"Yes, a leukemia drug.  I handle all the calls about a Leukemia drug."

"That must be difficult at times," I say.

She swigs her Coors.

"Leukemia drug," she repeats, nodding at me, "it's tough."

I nod back, pursing my lips.

Soon we are both paying and gathering our bags.

"Be safe." she says. "Nice meeting you."

'Thanks, nice meeting you too." I respond as we squeeze our way out of the crowded bar, toward the line at gate A3, regardless of whether it's going to Chicago or Dallas.

Friday, October 10, 2008

A fitting poetic interlude

A poem by Naomi Shihab Nye.  Fits!  Doncha think?

Gate 4-A

    "This is the world I want to live in.

    The shared world."

Wandering around the Albuquerque Airport Terminal, after learning my flight had been detained four hours, I heard an announcement: "If anyone in the vicinity of Gate 4-A understands any Arabic, please come to the gate immediately."  Well - one pauses these days. Gate 4-A was my own gate. I went there. An older woman in full traditional Palestinian embroidered dress, just like my grandma wore, was crumpled to the floor, wailing loudly. "Help," said the Flight Service Person. "Talk to her. What is her problem?  We told her the flight was going to be late and she did this."  I stooped to put my arm around the woman and spoke to her haltingly. "Shu dow-a, Shu-bid-uck Habibti? Stani schway, Min fadlick, Shu-bit-se-wee?" The minute she heard any words she knew, however poorly used, she stopped crying. She thought the flight had been cancelled entirely. She needed to be in El Paso for major medical treatment the next day. I said, "You're fine, you'll get there, who is picking you up? Let's call him." We called her son and I spoke with him in English. I told him I would stay with his mother till we got on the plane and would ride next to her - Southwest.

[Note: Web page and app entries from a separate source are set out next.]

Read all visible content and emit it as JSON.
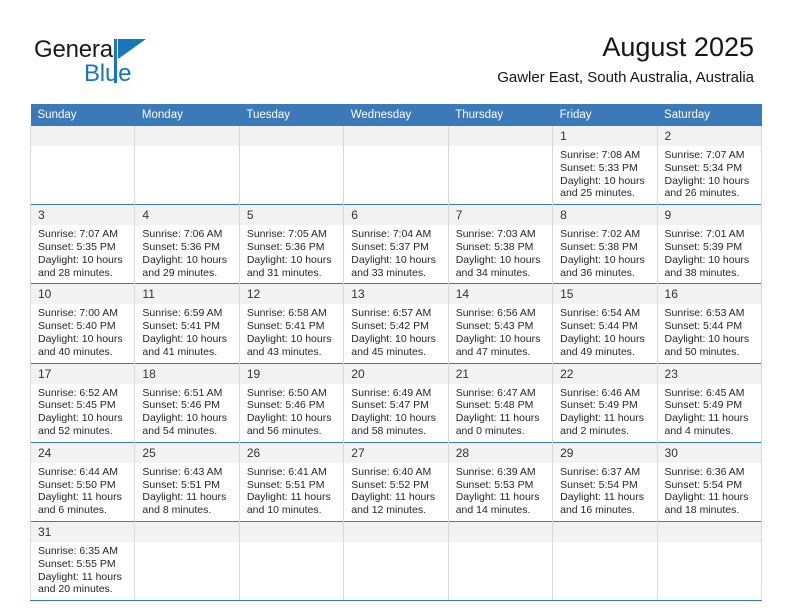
{
  "brand": {
    "name_part1": "General",
    "name_part2": "Blue",
    "accent_color": "#1b75bb"
  },
  "header": {
    "title": "August 2025",
    "subtitle": "Gawler East, South Australia, Australia"
  },
  "theme": {
    "header_row_color": "#3b79b8",
    "daynum_band_color": "#f2f2f2",
    "grid_line_color": "#3b79b8"
  },
  "weekday_headers": [
    "Sunday",
    "Monday",
    "Tuesday",
    "Wednesday",
    "Thursday",
    "Friday",
    "Saturday"
  ],
  "labels": {
    "sunrise_prefix": "Sunrise:",
    "sunset_prefix": "Sunset:",
    "daylight_prefix": "Daylight:"
  },
  "weeks": [
    [
      {
        "day": "",
        "empty": true
      },
      {
        "day": "",
        "empty": true
      },
      {
        "day": "",
        "empty": true
      },
      {
        "day": "",
        "empty": true
      },
      {
        "day": "",
        "empty": true
      },
      {
        "day": "1",
        "sunrise": "Sunrise: 7:08 AM",
        "sunset": "Sunset: 5:33 PM",
        "daylight1": "Daylight: 10 hours",
        "daylight2": "and 25 minutes."
      },
      {
        "day": "2",
        "sunrise": "Sunrise: 7:07 AM",
        "sunset": "Sunset: 5:34 PM",
        "daylight1": "Daylight: 10 hours",
        "daylight2": "and 26 minutes."
      }
    ],
    [
      {
        "day": "3",
        "sunrise": "Sunrise: 7:07 AM",
        "sunset": "Sunset: 5:35 PM",
        "daylight1": "Daylight: 10 hours",
        "daylight2": "and 28 minutes."
      },
      {
        "day": "4",
        "sunrise": "Sunrise: 7:06 AM",
        "sunset": "Sunset: 5:36 PM",
        "daylight1": "Daylight: 10 hours",
        "daylight2": "and 29 minutes."
      },
      {
        "day": "5",
        "sunrise": "Sunrise: 7:05 AM",
        "sunset": "Sunset: 5:36 PM",
        "daylight1": "Daylight: 10 hours",
        "daylight2": "and 31 minutes."
      },
      {
        "day": "6",
        "sunrise": "Sunrise: 7:04 AM",
        "sunset": "Sunset: 5:37 PM",
        "daylight1": "Daylight: 10 hours",
        "daylight2": "and 33 minutes."
      },
      {
        "day": "7",
        "sunrise": "Sunrise: 7:03 AM",
        "sunset": "Sunset: 5:38 PM",
        "daylight1": "Daylight: 10 hours",
        "daylight2": "and 34 minutes."
      },
      {
        "day": "8",
        "sunrise": "Sunrise: 7:02 AM",
        "sunset": "Sunset: 5:38 PM",
        "daylight1": "Daylight: 10 hours",
        "daylight2": "and 36 minutes."
      },
      {
        "day": "9",
        "sunrise": "Sunrise: 7:01 AM",
        "sunset": "Sunset: 5:39 PM",
        "daylight1": "Daylight: 10 hours",
        "daylight2": "and 38 minutes."
      }
    ],
    [
      {
        "day": "10",
        "sunrise": "Sunrise: 7:00 AM",
        "sunset": "Sunset: 5:40 PM",
        "daylight1": "Daylight: 10 hours",
        "daylight2": "and 40 minutes."
      },
      {
        "day": "11",
        "sunrise": "Sunrise: 6:59 AM",
        "sunset": "Sunset: 5:41 PM",
        "daylight1": "Daylight: 10 hours",
        "daylight2": "and 41 minutes."
      },
      {
        "day": "12",
        "sunrise": "Sunrise: 6:58 AM",
        "sunset": "Sunset: 5:41 PM",
        "daylight1": "Daylight: 10 hours",
        "daylight2": "and 43 minutes."
      },
      {
        "day": "13",
        "sunrise": "Sunrise: 6:57 AM",
        "sunset": "Sunset: 5:42 PM",
        "daylight1": "Daylight: 10 hours",
        "daylight2": "and 45 minutes."
      },
      {
        "day": "14",
        "sunrise": "Sunrise: 6:56 AM",
        "sunset": "Sunset: 5:43 PM",
        "daylight1": "Daylight: 10 hours",
        "daylight2": "and 47 minutes."
      },
      {
        "day": "15",
        "sunrise": "Sunrise: 6:54 AM",
        "sunset": "Sunset: 5:44 PM",
        "daylight1": "Daylight: 10 hours",
        "daylight2": "and 49 minutes."
      },
      {
        "day": "16",
        "sunrise": "Sunrise: 6:53 AM",
        "sunset": "Sunset: 5:44 PM",
        "daylight1": "Daylight: 10 hours",
        "daylight2": "and 50 minutes."
      }
    ],
    [
      {
        "day": "17",
        "sunrise": "Sunrise: 6:52 AM",
        "sunset": "Sunset: 5:45 PM",
        "daylight1": "Daylight: 10 hours",
        "daylight2": "and 52 minutes."
      },
      {
        "day": "18",
        "sunrise": "Sunrise: 6:51 AM",
        "sunset": "Sunset: 5:46 PM",
        "daylight1": "Daylight: 10 hours",
        "daylight2": "and 54 minutes."
      },
      {
        "day": "19",
        "sunrise": "Sunrise: 6:50 AM",
        "sunset": "Sunset: 5:46 PM",
        "daylight1": "Daylight: 10 hours",
        "daylight2": "and 56 minutes."
      },
      {
        "day": "20",
        "sunrise": "Sunrise: 6:49 AM",
        "sunset": "Sunset: 5:47 PM",
        "daylight1": "Daylight: 10 hours",
        "daylight2": "and 58 minutes."
      },
      {
        "day": "21",
        "sunrise": "Sunrise: 6:47 AM",
        "sunset": "Sunset: 5:48 PM",
        "daylight1": "Daylight: 11 hours",
        "daylight2": "and 0 minutes."
      },
      {
        "day": "22",
        "sunrise": "Sunrise: 6:46 AM",
        "sunset": "Sunset: 5:49 PM",
        "daylight1": "Daylight: 11 hours",
        "daylight2": "and 2 minutes."
      },
      {
        "day": "23",
        "sunrise": "Sunrise: 6:45 AM",
        "sunset": "Sunset: 5:49 PM",
        "daylight1": "Daylight: 11 hours",
        "daylight2": "and 4 minutes."
      }
    ],
    [
      {
        "day": "24",
        "sunrise": "Sunrise: 6:44 AM",
        "sunset": "Sunset: 5:50 PM",
        "daylight1": "Daylight: 11 hours",
        "daylight2": "and 6 minutes."
      },
      {
        "day": "25",
        "sunrise": "Sunrise: 6:43 AM",
        "sunset": "Sunset: 5:51 PM",
        "daylight1": "Daylight: 11 hours",
        "daylight2": "and 8 minutes."
      },
      {
        "day": "26",
        "sunrise": "Sunrise: 6:41 AM",
        "sunset": "Sunset: 5:51 PM",
        "daylight1": "Daylight: 11 hours",
        "daylight2": "and 10 minutes."
      },
      {
        "day": "27",
        "sunrise": "Sunrise: 6:40 AM",
        "sunset": "Sunset: 5:52 PM",
        "daylight1": "Daylight: 11 hours",
        "daylight2": "and 12 minutes."
      },
      {
        "day": "28",
        "sunrise": "Sunrise: 6:39 AM",
        "sunset": "Sunset: 5:53 PM",
        "daylight1": "Daylight: 11 hours",
        "daylight2": "and 14 minutes."
      },
      {
        "day": "29",
        "sunrise": "Sunrise: 6:37 AM",
        "sunset": "Sunset: 5:54 PM",
        "daylight1": "Daylight: 11 hours",
        "daylight2": "and 16 minutes."
      },
      {
        "day": "30",
        "sunrise": "Sunrise: 6:36 AM",
        "sunset": "Sunset: 5:54 PM",
        "daylight1": "Daylight: 11 hours",
        "daylight2": "and 18 minutes."
      }
    ],
    [
      {
        "day": "31",
        "sunrise": "Sunrise: 6:35 AM",
        "sunset": "Sunset: 5:55 PM",
        "daylight1": "Daylight: 11 hours",
        "daylight2": "and 20 minutes."
      },
      {
        "day": "",
        "empty": true
      },
      {
        "day": "",
        "empty": true
      },
      {
        "day": "",
        "empty": true
      },
      {
        "day": "",
        "empty": true
      },
      {
        "day": "",
        "empty": true
      },
      {
        "day": "",
        "empty": true
      }
    ]
  ]
}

She talked to him. Then we called her other sons just for fun. Then we called my dad and he and she spoke for a while in Arabic and found out of course they had ten shared friends.  Then I thought just for the heck of it why not call some Palestinian poets I know and let them chat with her? This all took up about two hours. She was laughing a lot by then. Telling about her life, patting my knee, answering questions.  She had pulled a sack of homemade mamool cookies - little powdered sugar crumbly mounds stuffed with dates and nuts - out of her bag - and was offering them to all the women at the gate.  To my amazement, not a single woman declined one. It was like a sacrament. The traveler fromArgentina, the mom from California, the lovely woman from Laredo - we were all covered with the same powdered sugar. And smiling. There is no better cookie. And then the airline broke out the free beverages from huge coolers and two little girls from our flight ran around serving us all apple juice and they were covered with powdered sugar too. And I noticed my new best friend - by now we were holding hands - had a potted plant poking out of her bag, some medicinal thing, with green furry leaves. Such an old country traveling tradition. Always carry a plant. Always stay rooted to somewhere. And I looked around that gate of late and weary ones and thought, this is the world I want to live in.  The shared world. Not a single person in this gate - once the crying of confusion stopped - seemed apprehensive about any other person. They took the cookies. I wanted to hug all those other women too. This can still happen anywhere. Not everything is lost.

By Naomi Shihab Nye